* What the task requires: Examine the material below. Gather every line in which the string "JSON" appears.
+ + + + + + +
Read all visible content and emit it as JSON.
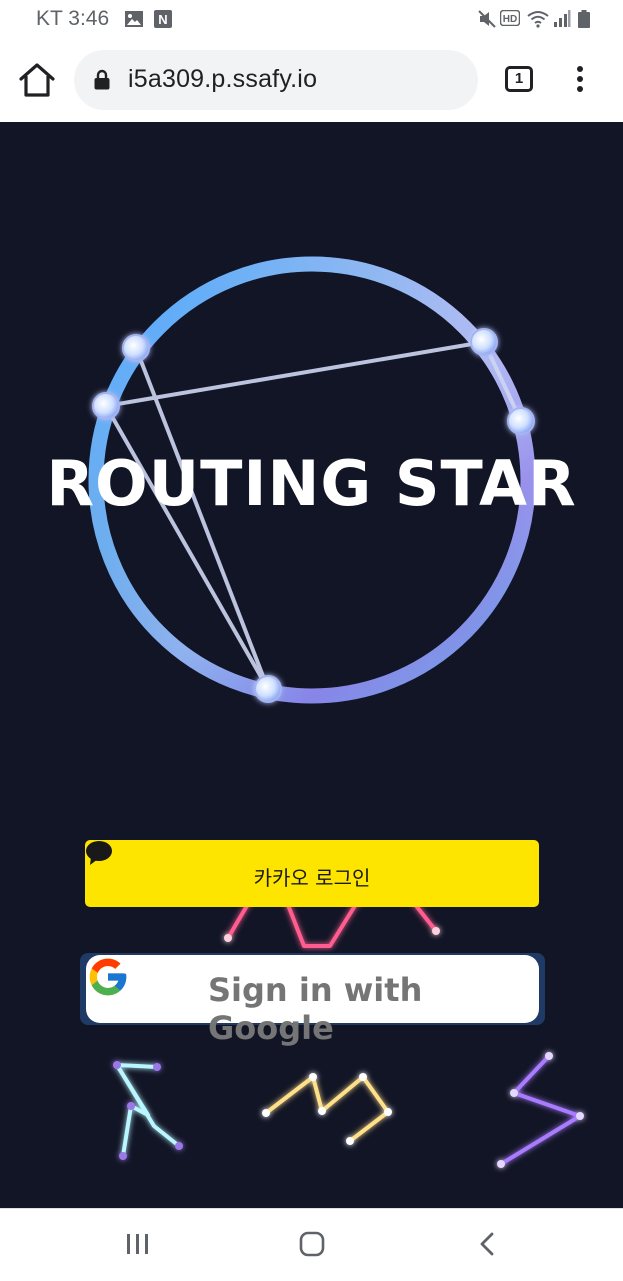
{
  "status_bar": {
    "time_text": "KT 3:46",
    "icons": [
      "gallery-icon",
      "naver-icon",
      "mute-icon",
      "hd-icon",
      "wifi-icon",
      "signal-icon",
      "battery-icon"
    ],
    "naver_letter": "N",
    "hd_label": "HD"
  },
  "browser": {
    "url": "i5a309.p.ssafy.io",
    "tab_count": "1"
  },
  "page": {
    "title": "ROUTING STAR",
    "kakao_label": "카카오 로그인",
    "google_label": "Sign in with Google",
    "colors": {
      "background": "#121526",
      "kakao": "#fee500",
      "pink_neon": "#ff5d8f",
      "cyan_neon": "#b9f6ff",
      "yellow_neon": "#ffe08a",
      "purple_neon": "#a97bff"
    }
  },
  "nav": {
    "icons": [
      "recent-apps-icon",
      "home-nav-icon",
      "back-icon"
    ]
  }
}
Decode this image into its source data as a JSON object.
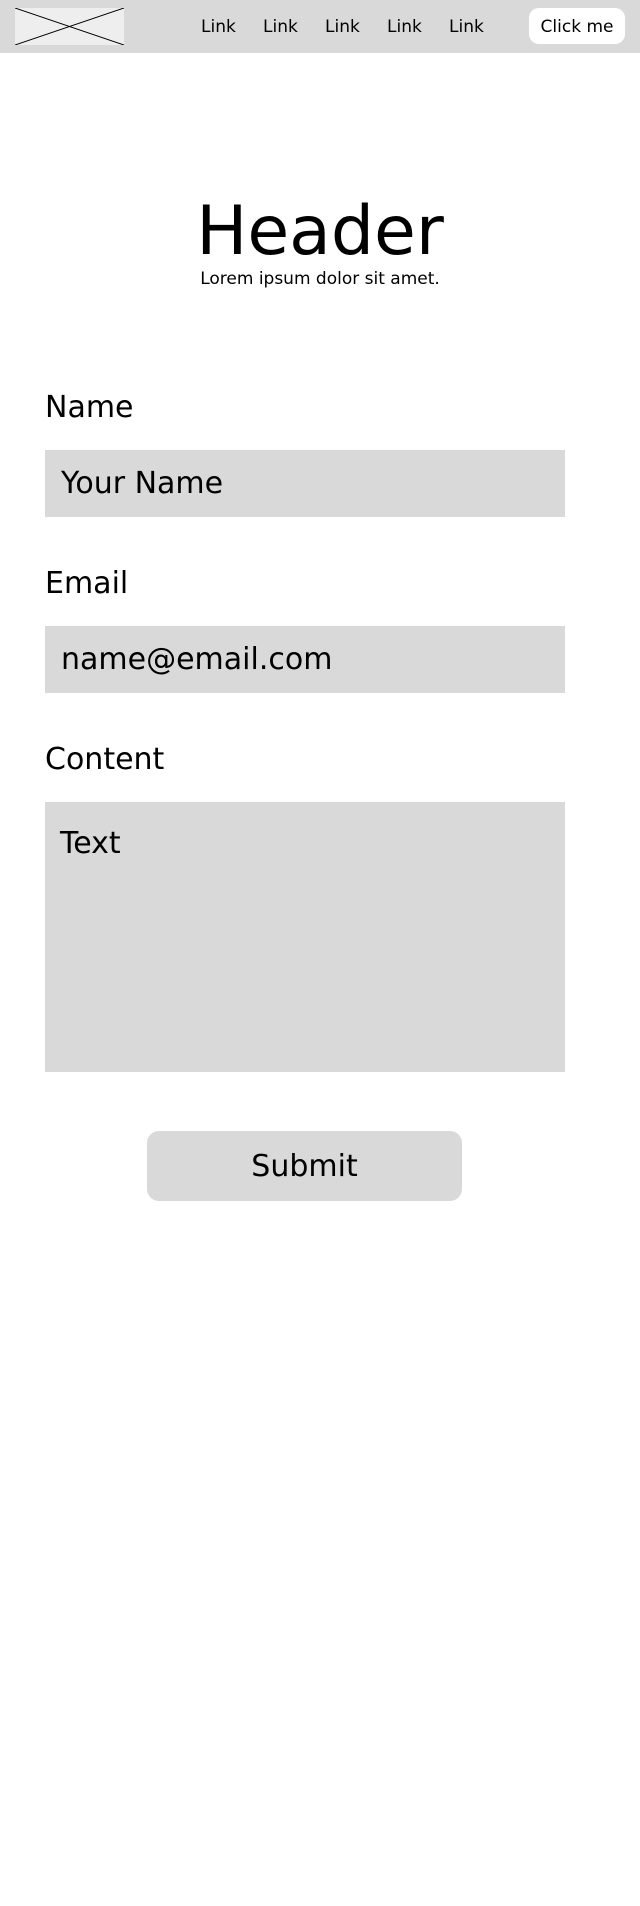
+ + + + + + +
* Result of this task:
Read all visible content and emit it as JSON.
Decode this image into its source data as a JSON object.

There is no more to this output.